(Directions)
Look through the material below for "title". Copy every line that contains it.

(Records for the exercise)
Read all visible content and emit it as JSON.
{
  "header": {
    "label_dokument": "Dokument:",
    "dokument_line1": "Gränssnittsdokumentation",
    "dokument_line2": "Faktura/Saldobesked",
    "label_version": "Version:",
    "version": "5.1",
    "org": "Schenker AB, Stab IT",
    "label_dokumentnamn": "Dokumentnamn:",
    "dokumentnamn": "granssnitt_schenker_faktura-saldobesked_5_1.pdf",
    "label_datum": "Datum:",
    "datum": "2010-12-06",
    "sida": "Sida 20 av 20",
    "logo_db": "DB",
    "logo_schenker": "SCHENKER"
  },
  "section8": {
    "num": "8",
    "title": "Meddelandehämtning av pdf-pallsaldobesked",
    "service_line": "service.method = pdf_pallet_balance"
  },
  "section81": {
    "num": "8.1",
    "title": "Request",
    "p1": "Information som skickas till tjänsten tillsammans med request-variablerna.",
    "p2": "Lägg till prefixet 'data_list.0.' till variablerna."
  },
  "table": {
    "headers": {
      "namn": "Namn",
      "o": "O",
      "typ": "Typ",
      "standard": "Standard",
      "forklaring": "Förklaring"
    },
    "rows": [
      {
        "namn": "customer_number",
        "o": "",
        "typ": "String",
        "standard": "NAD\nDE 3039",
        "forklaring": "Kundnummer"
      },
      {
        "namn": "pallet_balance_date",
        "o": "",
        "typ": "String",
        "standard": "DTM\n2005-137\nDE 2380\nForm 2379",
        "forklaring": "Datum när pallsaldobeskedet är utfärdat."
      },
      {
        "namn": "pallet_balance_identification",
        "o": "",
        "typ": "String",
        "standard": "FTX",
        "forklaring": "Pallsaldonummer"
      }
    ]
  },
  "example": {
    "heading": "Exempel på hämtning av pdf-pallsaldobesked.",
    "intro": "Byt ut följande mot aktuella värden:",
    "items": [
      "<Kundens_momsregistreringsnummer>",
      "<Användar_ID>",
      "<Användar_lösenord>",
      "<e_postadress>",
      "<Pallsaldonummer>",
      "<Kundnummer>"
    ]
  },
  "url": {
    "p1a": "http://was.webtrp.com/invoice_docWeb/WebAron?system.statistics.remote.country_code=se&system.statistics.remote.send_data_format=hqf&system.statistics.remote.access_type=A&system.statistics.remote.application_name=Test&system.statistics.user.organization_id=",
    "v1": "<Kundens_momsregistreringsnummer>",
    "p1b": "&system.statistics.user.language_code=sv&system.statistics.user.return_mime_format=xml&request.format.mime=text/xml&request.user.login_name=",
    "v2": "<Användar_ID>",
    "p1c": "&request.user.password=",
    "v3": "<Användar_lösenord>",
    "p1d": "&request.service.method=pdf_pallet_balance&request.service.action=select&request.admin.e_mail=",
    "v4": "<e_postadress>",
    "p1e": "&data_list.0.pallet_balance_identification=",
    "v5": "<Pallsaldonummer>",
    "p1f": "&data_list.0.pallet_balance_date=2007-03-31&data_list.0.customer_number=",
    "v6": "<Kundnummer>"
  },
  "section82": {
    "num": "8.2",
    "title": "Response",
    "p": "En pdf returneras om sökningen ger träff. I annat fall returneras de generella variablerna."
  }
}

(Your response)
    "title": "Meddelandehämtning av pdf-pallsaldobesked",
    "title": "Request",
    "title": "Response",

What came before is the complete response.